Using the data below, copy each line that includes the word "placeholder".

........

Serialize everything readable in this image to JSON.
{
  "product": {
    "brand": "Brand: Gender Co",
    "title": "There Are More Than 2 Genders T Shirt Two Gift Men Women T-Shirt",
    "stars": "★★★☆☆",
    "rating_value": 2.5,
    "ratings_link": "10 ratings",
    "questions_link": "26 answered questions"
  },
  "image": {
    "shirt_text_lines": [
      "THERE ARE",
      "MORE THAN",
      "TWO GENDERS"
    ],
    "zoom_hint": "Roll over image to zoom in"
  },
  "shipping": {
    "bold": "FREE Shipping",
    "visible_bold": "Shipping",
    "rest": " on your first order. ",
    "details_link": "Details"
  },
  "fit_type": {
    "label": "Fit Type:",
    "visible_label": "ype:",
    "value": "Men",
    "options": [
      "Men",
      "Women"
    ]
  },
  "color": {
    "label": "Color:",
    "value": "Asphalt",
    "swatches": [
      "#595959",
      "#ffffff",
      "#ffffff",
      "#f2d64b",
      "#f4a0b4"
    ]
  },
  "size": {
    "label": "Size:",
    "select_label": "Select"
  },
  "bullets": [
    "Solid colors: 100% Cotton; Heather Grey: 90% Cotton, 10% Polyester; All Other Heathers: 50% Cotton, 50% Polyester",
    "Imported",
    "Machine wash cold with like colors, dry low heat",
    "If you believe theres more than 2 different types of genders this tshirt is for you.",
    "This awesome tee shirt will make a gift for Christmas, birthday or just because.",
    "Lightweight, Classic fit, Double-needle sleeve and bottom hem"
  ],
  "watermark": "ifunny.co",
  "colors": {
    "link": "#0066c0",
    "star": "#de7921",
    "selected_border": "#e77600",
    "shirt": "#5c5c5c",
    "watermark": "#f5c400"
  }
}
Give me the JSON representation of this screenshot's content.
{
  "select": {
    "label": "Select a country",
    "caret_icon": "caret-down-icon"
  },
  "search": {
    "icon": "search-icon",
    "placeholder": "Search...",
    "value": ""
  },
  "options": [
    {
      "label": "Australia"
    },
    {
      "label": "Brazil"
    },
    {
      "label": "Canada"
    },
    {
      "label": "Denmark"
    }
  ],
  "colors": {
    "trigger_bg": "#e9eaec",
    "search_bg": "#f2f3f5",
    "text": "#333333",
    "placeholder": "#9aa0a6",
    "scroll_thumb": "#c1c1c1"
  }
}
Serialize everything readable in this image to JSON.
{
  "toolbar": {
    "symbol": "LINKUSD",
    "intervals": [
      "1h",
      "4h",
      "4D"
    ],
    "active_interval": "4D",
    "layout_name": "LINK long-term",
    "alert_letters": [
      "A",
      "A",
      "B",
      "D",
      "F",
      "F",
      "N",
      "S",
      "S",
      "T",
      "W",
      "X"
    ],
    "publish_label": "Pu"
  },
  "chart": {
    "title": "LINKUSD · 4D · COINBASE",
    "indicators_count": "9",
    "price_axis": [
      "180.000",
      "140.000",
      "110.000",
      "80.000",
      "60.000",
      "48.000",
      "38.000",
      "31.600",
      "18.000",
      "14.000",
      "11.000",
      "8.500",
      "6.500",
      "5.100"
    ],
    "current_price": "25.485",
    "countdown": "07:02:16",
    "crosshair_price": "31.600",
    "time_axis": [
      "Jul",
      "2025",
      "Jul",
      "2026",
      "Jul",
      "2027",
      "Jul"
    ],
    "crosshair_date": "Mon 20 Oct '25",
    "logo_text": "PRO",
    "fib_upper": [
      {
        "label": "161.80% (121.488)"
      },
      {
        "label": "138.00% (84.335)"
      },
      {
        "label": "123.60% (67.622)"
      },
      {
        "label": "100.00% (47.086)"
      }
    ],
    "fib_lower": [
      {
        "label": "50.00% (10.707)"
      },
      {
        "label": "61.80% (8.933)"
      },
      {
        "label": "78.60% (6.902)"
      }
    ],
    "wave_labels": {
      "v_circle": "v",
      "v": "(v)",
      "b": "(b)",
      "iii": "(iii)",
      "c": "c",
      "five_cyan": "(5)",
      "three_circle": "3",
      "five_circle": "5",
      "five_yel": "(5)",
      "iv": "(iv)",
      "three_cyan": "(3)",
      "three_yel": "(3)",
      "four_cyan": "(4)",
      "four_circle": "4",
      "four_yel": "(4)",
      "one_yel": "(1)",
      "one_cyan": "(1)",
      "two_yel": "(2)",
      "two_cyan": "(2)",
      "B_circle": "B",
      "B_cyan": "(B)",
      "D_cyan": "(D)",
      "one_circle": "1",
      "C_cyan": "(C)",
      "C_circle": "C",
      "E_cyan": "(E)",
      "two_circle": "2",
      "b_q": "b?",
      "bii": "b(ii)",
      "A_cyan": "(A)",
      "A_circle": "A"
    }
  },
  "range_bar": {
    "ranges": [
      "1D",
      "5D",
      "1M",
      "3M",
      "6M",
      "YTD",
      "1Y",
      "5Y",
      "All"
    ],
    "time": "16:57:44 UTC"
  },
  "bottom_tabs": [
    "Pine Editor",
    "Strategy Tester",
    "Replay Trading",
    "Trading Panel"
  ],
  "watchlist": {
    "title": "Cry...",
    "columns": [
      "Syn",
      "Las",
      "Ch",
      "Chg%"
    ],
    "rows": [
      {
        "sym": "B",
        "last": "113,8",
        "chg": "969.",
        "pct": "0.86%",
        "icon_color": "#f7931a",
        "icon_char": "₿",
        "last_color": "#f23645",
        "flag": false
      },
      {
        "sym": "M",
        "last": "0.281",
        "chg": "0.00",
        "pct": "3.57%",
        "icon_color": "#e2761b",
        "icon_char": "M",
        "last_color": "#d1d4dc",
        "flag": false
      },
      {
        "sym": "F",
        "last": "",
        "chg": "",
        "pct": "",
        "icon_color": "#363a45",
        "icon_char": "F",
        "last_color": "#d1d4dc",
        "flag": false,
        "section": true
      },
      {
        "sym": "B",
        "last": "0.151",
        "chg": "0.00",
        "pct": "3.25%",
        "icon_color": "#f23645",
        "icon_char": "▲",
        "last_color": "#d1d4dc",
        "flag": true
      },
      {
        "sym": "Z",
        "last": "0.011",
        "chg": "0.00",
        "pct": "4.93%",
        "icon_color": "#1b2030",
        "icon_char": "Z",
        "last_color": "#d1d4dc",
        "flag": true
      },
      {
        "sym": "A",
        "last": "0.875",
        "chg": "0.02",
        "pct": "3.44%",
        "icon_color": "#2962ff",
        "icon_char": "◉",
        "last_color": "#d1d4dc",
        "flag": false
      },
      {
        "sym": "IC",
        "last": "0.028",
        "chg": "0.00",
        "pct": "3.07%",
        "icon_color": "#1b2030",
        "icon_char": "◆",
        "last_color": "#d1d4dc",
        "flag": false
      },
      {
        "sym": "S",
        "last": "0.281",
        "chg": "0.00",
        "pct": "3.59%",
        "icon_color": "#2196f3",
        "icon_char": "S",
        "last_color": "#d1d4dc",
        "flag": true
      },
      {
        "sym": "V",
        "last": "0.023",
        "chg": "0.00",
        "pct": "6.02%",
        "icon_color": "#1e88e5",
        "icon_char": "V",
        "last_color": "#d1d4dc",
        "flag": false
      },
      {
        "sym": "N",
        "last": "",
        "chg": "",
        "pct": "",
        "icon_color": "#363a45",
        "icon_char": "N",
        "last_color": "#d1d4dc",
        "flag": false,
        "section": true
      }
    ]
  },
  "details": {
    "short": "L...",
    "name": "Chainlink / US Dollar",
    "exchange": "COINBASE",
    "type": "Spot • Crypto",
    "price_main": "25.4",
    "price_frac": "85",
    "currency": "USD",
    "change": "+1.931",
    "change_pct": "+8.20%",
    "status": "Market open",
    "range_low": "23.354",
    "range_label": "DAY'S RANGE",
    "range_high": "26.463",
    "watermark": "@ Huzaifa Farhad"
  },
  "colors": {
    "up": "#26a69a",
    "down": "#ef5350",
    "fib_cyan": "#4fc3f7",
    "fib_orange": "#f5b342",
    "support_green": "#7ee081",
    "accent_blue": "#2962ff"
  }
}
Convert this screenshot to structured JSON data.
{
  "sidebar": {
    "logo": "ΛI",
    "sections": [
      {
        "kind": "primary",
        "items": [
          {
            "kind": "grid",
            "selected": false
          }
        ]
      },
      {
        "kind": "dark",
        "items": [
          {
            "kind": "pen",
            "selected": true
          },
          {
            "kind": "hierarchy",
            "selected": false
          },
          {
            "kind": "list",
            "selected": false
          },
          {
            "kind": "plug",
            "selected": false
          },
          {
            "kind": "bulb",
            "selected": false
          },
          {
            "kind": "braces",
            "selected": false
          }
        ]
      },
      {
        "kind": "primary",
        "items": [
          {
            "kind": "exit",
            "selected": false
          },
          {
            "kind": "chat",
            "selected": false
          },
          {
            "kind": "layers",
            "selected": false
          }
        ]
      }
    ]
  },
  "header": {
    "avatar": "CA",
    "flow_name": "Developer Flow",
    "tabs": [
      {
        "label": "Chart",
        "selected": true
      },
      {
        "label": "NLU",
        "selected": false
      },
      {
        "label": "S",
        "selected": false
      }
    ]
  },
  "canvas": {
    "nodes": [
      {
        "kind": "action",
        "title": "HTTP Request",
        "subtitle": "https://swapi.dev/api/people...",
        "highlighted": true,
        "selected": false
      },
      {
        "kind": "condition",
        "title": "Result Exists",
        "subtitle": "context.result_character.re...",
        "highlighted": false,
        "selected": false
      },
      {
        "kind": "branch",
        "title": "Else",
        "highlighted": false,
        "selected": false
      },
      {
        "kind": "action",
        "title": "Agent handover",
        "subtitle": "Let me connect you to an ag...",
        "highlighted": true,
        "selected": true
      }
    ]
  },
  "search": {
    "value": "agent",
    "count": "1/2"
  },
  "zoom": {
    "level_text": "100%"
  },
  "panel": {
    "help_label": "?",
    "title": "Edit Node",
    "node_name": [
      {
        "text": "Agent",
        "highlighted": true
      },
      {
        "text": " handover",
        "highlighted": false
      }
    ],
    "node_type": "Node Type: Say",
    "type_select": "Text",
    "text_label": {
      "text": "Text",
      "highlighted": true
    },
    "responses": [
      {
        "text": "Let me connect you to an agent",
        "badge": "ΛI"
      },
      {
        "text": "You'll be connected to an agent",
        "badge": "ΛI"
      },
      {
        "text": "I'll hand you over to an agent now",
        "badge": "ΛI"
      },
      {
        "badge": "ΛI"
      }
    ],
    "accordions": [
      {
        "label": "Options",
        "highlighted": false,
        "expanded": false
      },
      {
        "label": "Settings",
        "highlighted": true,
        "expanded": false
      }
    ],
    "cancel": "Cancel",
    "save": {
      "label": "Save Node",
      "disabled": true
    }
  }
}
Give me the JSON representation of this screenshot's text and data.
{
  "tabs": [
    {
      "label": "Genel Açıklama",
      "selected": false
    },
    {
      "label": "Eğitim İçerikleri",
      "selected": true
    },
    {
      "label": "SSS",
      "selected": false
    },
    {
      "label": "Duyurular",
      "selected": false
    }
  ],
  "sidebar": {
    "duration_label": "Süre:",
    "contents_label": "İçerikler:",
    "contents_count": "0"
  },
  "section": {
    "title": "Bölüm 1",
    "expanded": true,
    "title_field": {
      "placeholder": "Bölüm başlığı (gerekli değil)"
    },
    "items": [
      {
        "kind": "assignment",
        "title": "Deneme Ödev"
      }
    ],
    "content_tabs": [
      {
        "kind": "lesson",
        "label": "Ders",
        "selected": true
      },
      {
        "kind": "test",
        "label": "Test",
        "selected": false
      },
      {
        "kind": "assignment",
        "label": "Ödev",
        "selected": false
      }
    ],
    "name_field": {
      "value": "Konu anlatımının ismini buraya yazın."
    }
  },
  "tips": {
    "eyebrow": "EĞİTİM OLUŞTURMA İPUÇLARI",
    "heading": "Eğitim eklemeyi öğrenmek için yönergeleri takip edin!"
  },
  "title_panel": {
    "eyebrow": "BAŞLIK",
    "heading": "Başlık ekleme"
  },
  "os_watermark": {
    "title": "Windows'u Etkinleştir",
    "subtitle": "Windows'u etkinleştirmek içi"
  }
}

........

» The answer
    "placeholder": "Search...",
    "placeholder": "#9aa0a6",
      "placeholder": "Bölüm başlığı (gerekli değil)"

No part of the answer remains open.